▸ Records to process
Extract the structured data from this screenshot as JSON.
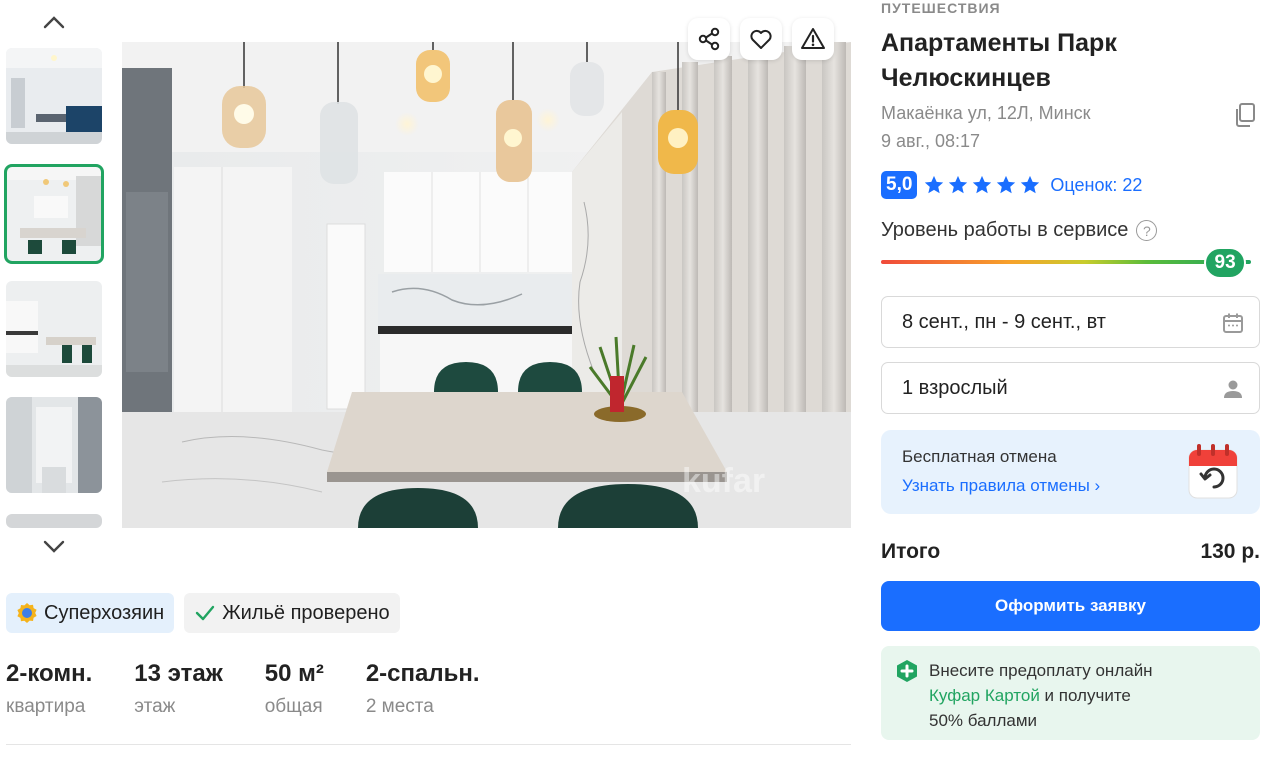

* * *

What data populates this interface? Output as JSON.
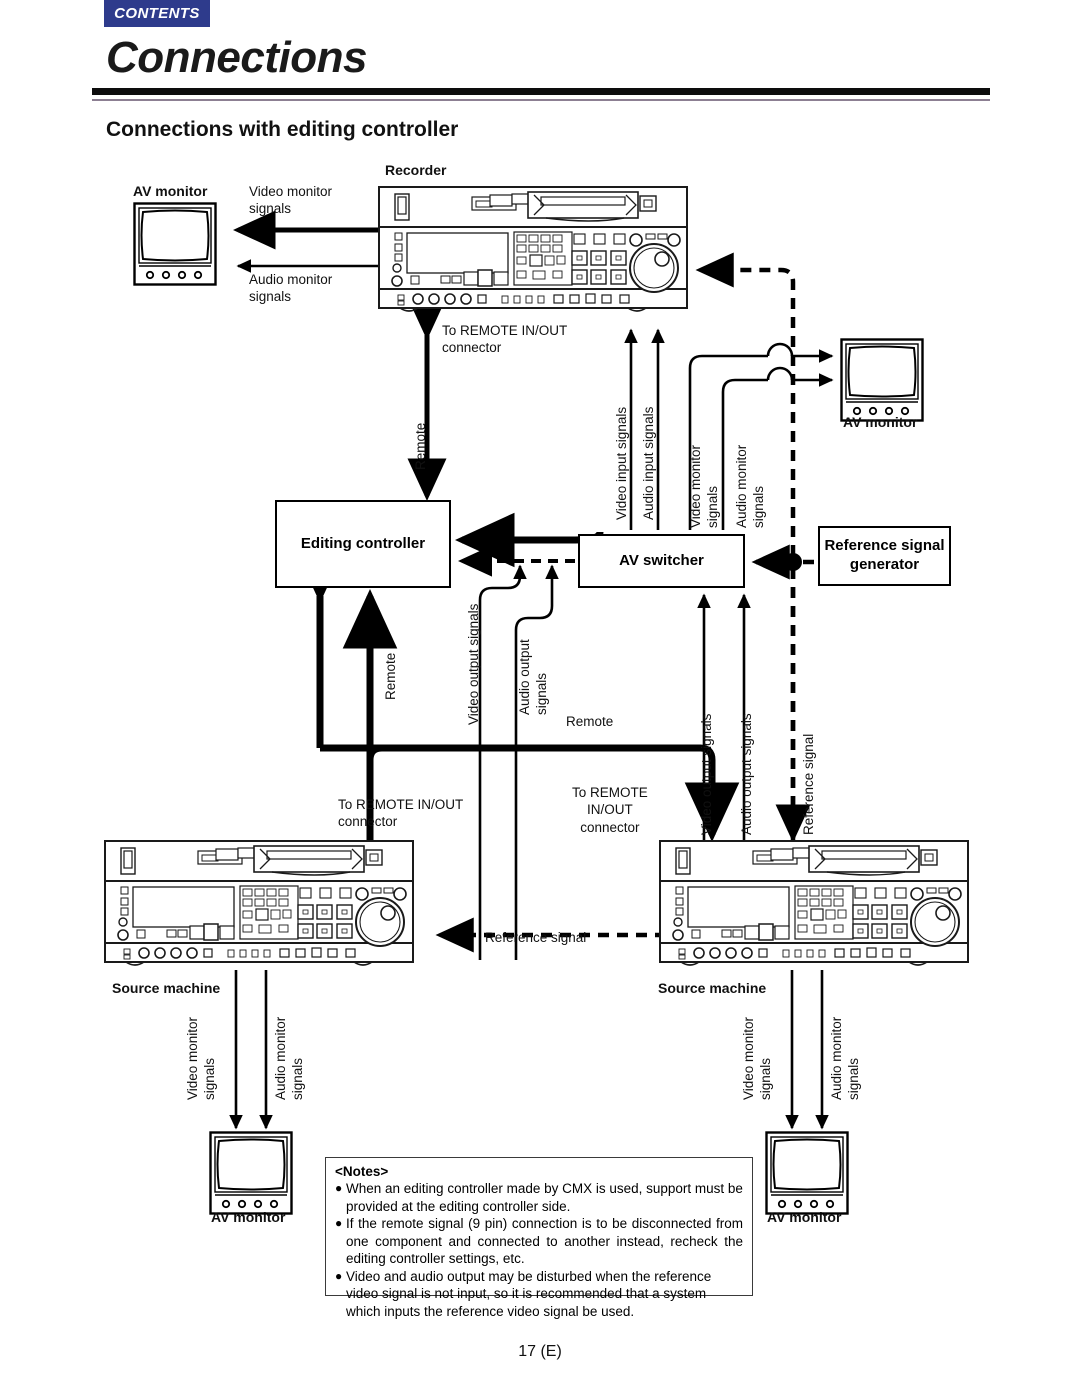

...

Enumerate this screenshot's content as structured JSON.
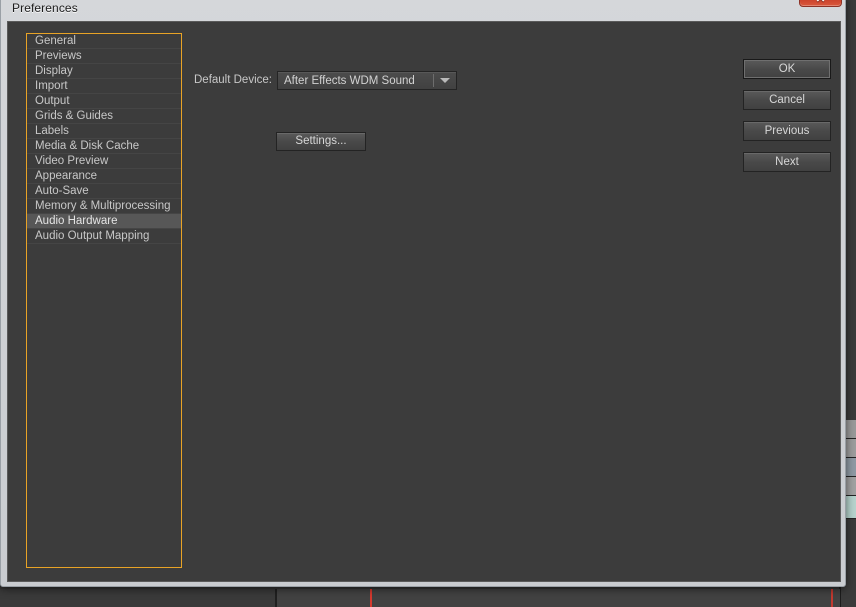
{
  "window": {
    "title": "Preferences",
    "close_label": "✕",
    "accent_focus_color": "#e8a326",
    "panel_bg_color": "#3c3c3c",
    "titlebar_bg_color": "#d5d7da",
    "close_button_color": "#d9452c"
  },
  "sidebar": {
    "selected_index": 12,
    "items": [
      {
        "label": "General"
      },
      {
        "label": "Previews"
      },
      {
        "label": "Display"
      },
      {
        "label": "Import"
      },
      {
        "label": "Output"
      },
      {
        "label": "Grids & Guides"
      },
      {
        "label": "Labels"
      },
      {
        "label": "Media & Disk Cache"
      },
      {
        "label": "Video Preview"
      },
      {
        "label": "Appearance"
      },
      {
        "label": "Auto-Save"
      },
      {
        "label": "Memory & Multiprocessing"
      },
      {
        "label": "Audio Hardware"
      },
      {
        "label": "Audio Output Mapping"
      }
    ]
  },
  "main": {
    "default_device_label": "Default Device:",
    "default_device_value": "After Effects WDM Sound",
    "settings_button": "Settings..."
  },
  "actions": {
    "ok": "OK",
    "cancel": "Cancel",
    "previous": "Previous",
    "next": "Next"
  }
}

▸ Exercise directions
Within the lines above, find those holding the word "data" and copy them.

▸ Output for this exercise
Extract the structured data from this screenshot as JSON.
What data populates this interface? Output as JSON.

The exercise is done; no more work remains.